    You can make a FG tank that will bend the bike frame before it so much as cracks. Alternate layers of cloth and mat, nail the glas/resin ratio. maybe some rovings. I would make it in one piece with the lost foam process. No seams, little more finishing on the outside. Set the metal fittings into the layup. No bolt-on and seal later. Much easier fit-up to the bike, you can work out every contour before you get sticky. I'm doing some new luggage this way to fit the standard Krauser racks. Avoid Kevlar and CF.

    For kydex I would check your welds first. Do one in some scrap and see what it will take. Also with that kind of construction you can do internal baffles to give more strength and control fuel slosh which can make for instability when riding in the rough with a large tank---half empty.

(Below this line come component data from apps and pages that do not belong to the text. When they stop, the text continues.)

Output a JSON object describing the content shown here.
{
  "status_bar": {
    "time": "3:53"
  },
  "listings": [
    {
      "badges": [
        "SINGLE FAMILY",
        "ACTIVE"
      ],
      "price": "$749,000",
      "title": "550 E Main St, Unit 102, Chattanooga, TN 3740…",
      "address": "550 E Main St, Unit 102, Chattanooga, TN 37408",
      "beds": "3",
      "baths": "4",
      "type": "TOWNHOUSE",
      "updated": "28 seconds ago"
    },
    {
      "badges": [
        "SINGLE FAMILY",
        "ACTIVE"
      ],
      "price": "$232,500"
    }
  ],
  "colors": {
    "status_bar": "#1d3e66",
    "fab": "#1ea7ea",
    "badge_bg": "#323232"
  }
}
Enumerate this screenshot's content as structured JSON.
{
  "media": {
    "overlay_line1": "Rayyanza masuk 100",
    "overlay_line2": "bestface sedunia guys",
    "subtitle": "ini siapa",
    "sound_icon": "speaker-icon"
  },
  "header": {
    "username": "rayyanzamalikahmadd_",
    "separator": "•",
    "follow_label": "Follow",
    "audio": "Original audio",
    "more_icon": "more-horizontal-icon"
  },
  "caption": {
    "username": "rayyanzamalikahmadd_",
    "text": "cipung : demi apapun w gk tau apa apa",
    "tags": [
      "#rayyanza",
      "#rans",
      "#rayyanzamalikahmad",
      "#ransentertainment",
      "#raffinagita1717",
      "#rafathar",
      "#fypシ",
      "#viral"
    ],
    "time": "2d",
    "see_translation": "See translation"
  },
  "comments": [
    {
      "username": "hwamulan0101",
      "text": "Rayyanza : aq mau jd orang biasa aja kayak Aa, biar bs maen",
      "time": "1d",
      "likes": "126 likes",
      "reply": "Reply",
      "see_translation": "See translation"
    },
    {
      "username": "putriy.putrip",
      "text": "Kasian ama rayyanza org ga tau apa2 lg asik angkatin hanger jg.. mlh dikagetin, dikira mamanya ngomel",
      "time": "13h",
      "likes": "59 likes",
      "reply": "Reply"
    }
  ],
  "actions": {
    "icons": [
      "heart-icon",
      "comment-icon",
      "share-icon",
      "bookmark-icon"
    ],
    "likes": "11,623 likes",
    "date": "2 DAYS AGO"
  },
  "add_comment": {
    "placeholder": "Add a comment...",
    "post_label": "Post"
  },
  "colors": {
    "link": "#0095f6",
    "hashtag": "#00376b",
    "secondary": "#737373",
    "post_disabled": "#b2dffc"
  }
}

    RotoPax is the fast and simple solution. Not crazy about their size/volume ratio but if space is limited, make the rotopax the rack you pile everything else onto, y'know? They can be used as structural elements in a design. You can wax 'em up and pull glas right off them to make holders that contact a lot of surface area. Ditto other sturdy fuel cans.
    #9